TALLAHASSEE Florida legislative staffers are in the process of redrawing the state's congressional district map, a task assigned by Republican leaders in advance of a redistricting special session that begins August 10.
The mapmaking is being conducted in private, roiling reformers who are already warning that the latest round of the redistricting process may not withstand judicial scrutiny.
"The staff, presumably, is drawing the base maps, but at whose instruction? We think they could we know they could do this completely in the open," said Peter Butzin of Common Cause Florida. "I mean, they could go on the Internet and actually show how the maps are being drawn in real time mode, and we're disappointed that isn't happening."
A coalition of groups including Common Cause successfully sued to invalidate the Republican-controlled Legislature's initial and re-tooled congressional maps, with the Florida Supreme Court ruling the maps were illegally drawn to benefit the GOP.
The court has ordered the Legislature to produce a third map, which is the subject of the special session.
Legislative leaders, however, contend the "base" map being prepared by staffers is simply a rough draft that rank and file lawmakers will have an opportunity to change during the eleven day session.
While Republicans could have a lot to lose in the redistricting process — namely seats in Congress — the party's top brass in Tallahassee say they have nothing to hide.

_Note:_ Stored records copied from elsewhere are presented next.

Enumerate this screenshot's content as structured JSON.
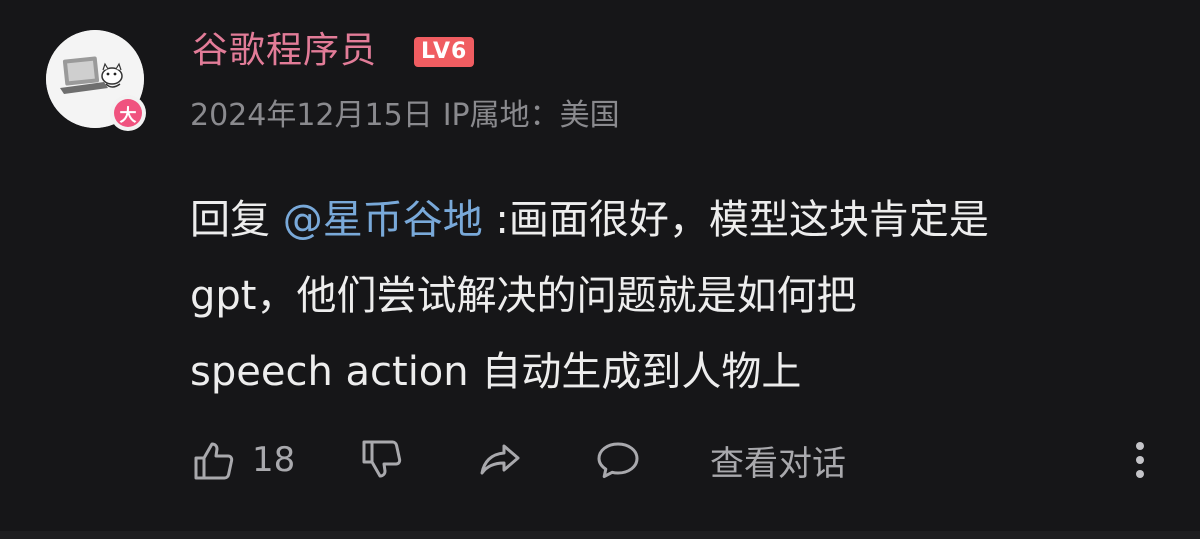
{
  "comment": {
    "username": "谷歌程序员",
    "level": "LV6",
    "badge": "大",
    "date": "2024年12月15日",
    "ip_location": "IP属地：美国",
    "reply_prefix": "回复",
    "mention": "@星币谷地",
    "text_line1": " :画面很好，模型这块肯定是",
    "text_line2": "gpt，他们尝试解决的问题就是如何把",
    "text_line3": "speech action 自动生成到人物上"
  },
  "actions": {
    "like_count": "18",
    "view_dialog_label": "查看对话"
  },
  "colors": {
    "background": "#161618",
    "username": "#e27c98",
    "level_badge": "#f05d61",
    "mention": "#79a9d9",
    "meta": "#8a8a8e",
    "icon": "#a9a9ad"
  },
  "icons": [
    "thumbs-up-icon",
    "thumbs-down-icon",
    "share-icon",
    "comment-bubble-icon",
    "more-vertical-icon"
  ]
}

"The process we went through was, we didn't — there was no gamesmanship or, you know, playing 'let's hide the ball,'" Rep. Richard Corcoran (R-Lutz) said during a House debate on the second manifestation of the congressional map.